## Activity
Send back the entries below exactly as they appear.
────────────────────────────────────────
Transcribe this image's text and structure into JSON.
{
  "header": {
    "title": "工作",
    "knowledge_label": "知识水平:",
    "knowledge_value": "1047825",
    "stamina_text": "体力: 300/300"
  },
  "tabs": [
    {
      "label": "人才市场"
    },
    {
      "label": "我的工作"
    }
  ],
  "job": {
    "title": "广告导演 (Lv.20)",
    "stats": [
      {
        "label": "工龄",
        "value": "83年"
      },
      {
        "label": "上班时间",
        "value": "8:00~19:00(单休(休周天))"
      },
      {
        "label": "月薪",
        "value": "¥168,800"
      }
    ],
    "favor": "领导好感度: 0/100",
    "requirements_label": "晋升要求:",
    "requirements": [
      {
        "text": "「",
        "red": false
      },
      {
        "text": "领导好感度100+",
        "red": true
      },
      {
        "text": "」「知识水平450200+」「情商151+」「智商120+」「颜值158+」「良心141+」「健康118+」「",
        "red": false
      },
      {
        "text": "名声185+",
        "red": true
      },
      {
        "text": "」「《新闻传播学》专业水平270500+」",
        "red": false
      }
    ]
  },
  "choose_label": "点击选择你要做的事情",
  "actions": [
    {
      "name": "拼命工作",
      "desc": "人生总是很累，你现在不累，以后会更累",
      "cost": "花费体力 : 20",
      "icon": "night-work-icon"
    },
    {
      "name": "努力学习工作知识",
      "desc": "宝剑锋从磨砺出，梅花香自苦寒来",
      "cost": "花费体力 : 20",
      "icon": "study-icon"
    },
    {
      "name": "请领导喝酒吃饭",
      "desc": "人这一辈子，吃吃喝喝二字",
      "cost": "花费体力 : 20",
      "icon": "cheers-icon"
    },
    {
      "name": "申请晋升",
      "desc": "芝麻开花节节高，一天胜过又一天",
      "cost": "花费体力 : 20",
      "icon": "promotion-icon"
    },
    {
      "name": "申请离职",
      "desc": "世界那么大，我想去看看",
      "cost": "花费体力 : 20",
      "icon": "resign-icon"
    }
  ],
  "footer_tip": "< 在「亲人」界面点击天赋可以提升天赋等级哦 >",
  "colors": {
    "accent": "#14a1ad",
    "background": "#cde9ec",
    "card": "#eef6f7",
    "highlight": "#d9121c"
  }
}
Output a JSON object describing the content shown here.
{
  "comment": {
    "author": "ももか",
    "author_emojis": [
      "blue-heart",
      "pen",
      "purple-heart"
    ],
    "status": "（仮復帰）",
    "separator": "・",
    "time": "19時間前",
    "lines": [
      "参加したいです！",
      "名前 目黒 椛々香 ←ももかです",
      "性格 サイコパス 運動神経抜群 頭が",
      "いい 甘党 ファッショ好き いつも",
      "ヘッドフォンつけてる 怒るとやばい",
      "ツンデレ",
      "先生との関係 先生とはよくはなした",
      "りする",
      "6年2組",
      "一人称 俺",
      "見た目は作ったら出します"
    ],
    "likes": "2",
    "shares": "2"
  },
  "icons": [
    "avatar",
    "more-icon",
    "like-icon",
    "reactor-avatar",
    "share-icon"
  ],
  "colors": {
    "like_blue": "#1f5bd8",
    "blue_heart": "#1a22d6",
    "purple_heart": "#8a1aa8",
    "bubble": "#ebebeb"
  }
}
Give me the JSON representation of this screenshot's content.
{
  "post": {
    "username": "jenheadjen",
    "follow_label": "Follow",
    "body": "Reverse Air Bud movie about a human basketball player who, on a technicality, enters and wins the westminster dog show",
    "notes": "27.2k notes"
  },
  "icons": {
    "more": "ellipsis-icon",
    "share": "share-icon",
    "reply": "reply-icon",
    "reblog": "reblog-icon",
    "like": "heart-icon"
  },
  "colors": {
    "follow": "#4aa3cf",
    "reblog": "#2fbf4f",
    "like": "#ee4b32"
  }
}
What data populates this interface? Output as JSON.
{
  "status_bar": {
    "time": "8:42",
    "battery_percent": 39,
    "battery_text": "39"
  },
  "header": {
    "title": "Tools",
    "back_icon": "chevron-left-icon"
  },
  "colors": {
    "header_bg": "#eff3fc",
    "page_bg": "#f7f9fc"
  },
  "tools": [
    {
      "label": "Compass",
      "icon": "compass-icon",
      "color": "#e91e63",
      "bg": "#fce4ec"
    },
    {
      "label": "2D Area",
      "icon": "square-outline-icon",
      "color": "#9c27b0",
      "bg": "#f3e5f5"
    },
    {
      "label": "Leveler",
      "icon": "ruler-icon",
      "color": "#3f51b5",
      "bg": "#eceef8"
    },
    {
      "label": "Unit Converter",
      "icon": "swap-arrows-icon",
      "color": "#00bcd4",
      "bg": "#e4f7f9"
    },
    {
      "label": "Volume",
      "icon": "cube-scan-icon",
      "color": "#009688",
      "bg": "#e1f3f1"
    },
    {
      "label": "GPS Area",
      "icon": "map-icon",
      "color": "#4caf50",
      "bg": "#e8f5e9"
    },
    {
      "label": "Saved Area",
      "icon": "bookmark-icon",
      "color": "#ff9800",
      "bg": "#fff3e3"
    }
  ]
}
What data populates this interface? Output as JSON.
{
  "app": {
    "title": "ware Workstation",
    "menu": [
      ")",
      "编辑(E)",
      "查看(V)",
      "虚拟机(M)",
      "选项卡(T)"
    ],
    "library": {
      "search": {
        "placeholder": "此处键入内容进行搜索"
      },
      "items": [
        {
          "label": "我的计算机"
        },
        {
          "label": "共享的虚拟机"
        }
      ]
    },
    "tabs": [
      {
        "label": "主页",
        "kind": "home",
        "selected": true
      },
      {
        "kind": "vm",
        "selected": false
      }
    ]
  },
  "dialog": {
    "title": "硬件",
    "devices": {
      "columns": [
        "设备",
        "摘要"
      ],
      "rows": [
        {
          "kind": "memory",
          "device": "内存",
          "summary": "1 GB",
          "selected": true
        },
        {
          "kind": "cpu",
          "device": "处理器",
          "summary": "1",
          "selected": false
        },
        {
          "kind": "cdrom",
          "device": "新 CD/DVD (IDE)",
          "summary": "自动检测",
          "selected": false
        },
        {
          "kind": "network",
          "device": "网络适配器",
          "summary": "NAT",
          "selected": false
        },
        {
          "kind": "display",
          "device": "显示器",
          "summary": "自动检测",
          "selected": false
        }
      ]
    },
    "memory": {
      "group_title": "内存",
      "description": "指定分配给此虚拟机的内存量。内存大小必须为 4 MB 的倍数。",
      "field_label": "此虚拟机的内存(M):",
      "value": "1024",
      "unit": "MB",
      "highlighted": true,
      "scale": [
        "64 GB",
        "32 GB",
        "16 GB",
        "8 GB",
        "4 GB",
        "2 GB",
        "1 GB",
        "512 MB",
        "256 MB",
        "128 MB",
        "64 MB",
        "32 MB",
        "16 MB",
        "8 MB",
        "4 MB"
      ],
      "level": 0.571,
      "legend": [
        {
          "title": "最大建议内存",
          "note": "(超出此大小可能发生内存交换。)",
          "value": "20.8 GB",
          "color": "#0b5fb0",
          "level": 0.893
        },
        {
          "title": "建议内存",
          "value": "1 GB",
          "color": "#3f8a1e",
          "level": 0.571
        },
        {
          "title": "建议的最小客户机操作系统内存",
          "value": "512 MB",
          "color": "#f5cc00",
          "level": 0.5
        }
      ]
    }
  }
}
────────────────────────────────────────
## Solution
Transcribe this image's text and structure into JSON.
{
  "header": {
    "title": "工作",
    "knowledge_label": "知识水平:",
    "knowledge_value": "1047825",
    "stamina_text": "体力: 300/300"
  },
  "tabs": [
    {
      "label": "人才市场"
    },
    {
      "label": "我的工作"
    }
  ],
  "job": {
    "title": "广告导演 (Lv.20)",
    "stats": [
      {
        "label": "工龄",
        "value": "83年"
      },
      {
        "label": "上班时间",
        "value": "8:00~19:00(单休(休周天))"
      },
      {
        "label": "月薪",
        "value": "¥168,800"
      }
    ],
    "favor": "领导好感度: 0/100",
    "requirements_label": "晋升要求:",
    "requirements": [
      {
        "text": "「",
        "red": false
      },
      {
        "text": "领导好感度100+",
        "red": true
      },
      {
        "text": "」「知识水平450200+」「情商151+」「智商120+」「颜值158+」「良心141+」「健康118+」「",
        "red": false
      },
      {
        "text": "名声185+",
        "red": true
      },
      {
        "text": "」「《新闻传播学》专业水平270500+」",
        "red": false
      }
    ]
  },
  "choose_label": "点击选择你要做的事情",
  "actions": [
    {
      "name": "拼命工作",
      "desc": "人生总是很累，你现在不累，以后会更累",
      "cost": "花费体力 : 20",
      "icon": "night-work-icon"
    },
    {
      "name": "努力学习工作知识",
      "desc": "宝剑锋从磨砺出，梅花香自苦寒来",
      "cost": "花费体力 : 20",
      "icon": "study-icon"
    },
    {
      "name": "请领导喝酒吃饭",
      "desc": "人这一辈子，吃吃喝喝二字",
      "cost": "花费体力 : 20",
      "icon": "cheers-icon"
    },
    {
      "name": "申请晋升",
      "desc": "芝麻开花节节高，一天胜过又一天",
      "cost": "花费体力 : 20",
      "icon": "promotion-icon"
    },
    {
      "name": "申请离职",
      "desc": "世界那么大，我想去看看",
      "cost": "花费体力 : 20",
      "icon": "resign-icon"
    }
  ],
  "footer_tip": "< 在「亲人」界面点击天赋可以提升天赋等级哦 >",
  "colors": {
    "accent": "#14a1ad",
    "background": "#cde9ec",
    "card": "#eef6f7",
    "highlight": "#d9121c"
  }
}
Output a JSON object describing the content shown here.
{
  "comment": {
    "author": "ももか",
    "author_emojis": [
      "blue-heart",
      "pen",
      "purple-heart"
    ],
    "status": "（仮復帰）",
    "separator": "・",
    "time": "19時間前",
    "lines": [
      "参加したいです！",
      "名前 目黒 椛々香 ←ももかです",
      "性格 サイコパス 運動神経抜群 頭が",
      "いい 甘党 ファッショ好き いつも",
      "ヘッドフォンつけてる 怒るとやばい",
      "ツンデレ",
      "先生との関係 先生とはよくはなした",
      "りする",
      "6年2組",
      "一人称 俺",
      "見た目は作ったら出します"
    ],
    "likes": "2",
    "shares": "2"
  },
  "icons": [
    "avatar",
    "more-icon",
    "like-icon",
    "reactor-avatar",
    "share-icon"
  ],
  "colors": {
    "like_blue": "#1f5bd8",
    "blue_heart": "#1a22d6",
    "purple_heart": "#8a1aa8",
    "bubble": "#ebebeb"
  }
}
Give me the JSON representation of this screenshot's content.
{
  "post": {
    "username": "jenheadjen",
    "follow_label": "Follow",
    "body": "Reverse Air Bud movie about a human basketball player who, on a technicality, enters and wins the westminster dog show",
    "notes": "27.2k notes"
  },
  "icons": {
    "more": "ellipsis-icon",
    "share": "share-icon",
    "reply": "reply-icon",
    "reblog": "reblog-icon",
    "like": "heart-icon"
  },
  "colors": {
    "follow": "#4aa3cf",
    "reblog": "#2fbf4f",
    "like": "#ee4b32"
  }
}
What data populates this interface? Output as JSON.
{
  "status_bar": {
    "time": "8:42",
    "battery_percent": 39,
    "battery_text": "39"
  },
  "header": {
    "title": "Tools",
    "back_icon": "chevron-left-icon"
  },
  "colors": {
    "header_bg": "#eff3fc",
    "page_bg": "#f7f9fc"
  },
  "tools": [
    {
      "label": "Compass",
      "icon": "compass-icon",
      "color": "#e91e63",
      "bg": "#fce4ec"
    },
    {
      "label": "2D Area",
      "icon": "square-outline-icon",
      "color": "#9c27b0",
      "bg": "#f3e5f5"
    },
    {
      "label": "Leveler",
      "icon": "ruler-icon",
      "color": "#3f51b5",
      "bg": "#eceef8"
    },
    {
      "label": "Unit Converter",
      "icon": "swap-arrows-icon",
      "color": "#00bcd4",
      "bg": "#e4f7f9"
    },
    {
      "label": "Volume",
      "icon": "cube-scan-icon",
      "color": "#009688",
      "bg": "#e1f3f1"
    },
    {
      "label": "GPS Area",
      "icon": "map-icon",
      "color": "#4caf50",
      "bg": "#e8f5e9"
    },
    {
      "label": "Saved Area",
      "icon": "bookmark-icon",
      "color": "#ff9800",
      "bg": "#fff3e3"
    }
  ]
}
What data populates this interface? Output as JSON.
{
  "app": {
    "title": "ware Workstation",
    "menu": [
      ")",
      "编辑(E)",
      "查看(V)",
      "虚拟机(M)",
      "选项卡(T)"
    ],
    "library": {
      "search": {
        "placeholder": "此处键入内容进行搜索"
      },
      "items": [
        {
          "label": "我的计算机"
        },
        {
          "label": "共享的虚拟机"
        }
      ]
    },
    "tabs": [
      {
        "label": "主页",
        "kind": "home",
        "selected": true
      },
      {
        "kind": "vm",
        "selected": false
      }
    ]
  },
  "dialog": {
    "title": "硬件",
    "devices": {
      "columns": [
        "设备",
        "摘要"
      ],
      "rows": [
        {
          "kind": "memory",
          "device": "内存",
          "summary": "1 GB",
          "selected": true
        },
        {
          "kind": "cpu",
          "device": "处理器",
          "summary": "1",
          "selected": false
        },
        {
          "kind": "cdrom",
          "device": "新 CD/DVD (IDE)",
          "summary": "自动检测",
          "selected": false
        },
        {
          "kind": "network",
          "device": "网络适配器",
          "summary": "NAT",
          "selected": false
        },
        {
          "kind": "display",
          "device": "显示器",
          "summary": "自动检测",
          "selected": false
        }
      ]
    },
    "memory": {
      "group_title": "内存",
      "description": "指定分配给此虚拟机的内存量。内存大小必须为 4 MB 的倍数。",
      "field_label": "此虚拟机的内存(M):",
      "value": "1024",
      "unit": "MB",
      "highlighted": true,
      "scale": [
        "64 GB",
        "32 GB",
        "16 GB",
        "8 GB",
        "4 GB",
        "2 GB",
        "1 GB",
        "512 MB",
        "256 MB",
        "128 MB",
        "64 MB",
        "32 MB",
        "16 MB",
        "8 MB",
        "4 MB"
      ],
      "level": 0.571,
      "legend": [
        {
          "title": "最大建议内存",
          "note": "(超出此大小可能发生内存交换。)",
          "value": "20.8 GB",
          "color": "#0b5fb0",
          "level": 0.893
        },
        {
          "title": "建议内存",
          "value": "1 GB",
          "color": "#3f8a1e",
          "level": 0.571
        },
        {
          "title": "建议的最小客户机操作系统内存",
          "value": "512 MB",
          "color": "#f5cc00",
          "level": 0.5
        }
      ]
    }
  }
}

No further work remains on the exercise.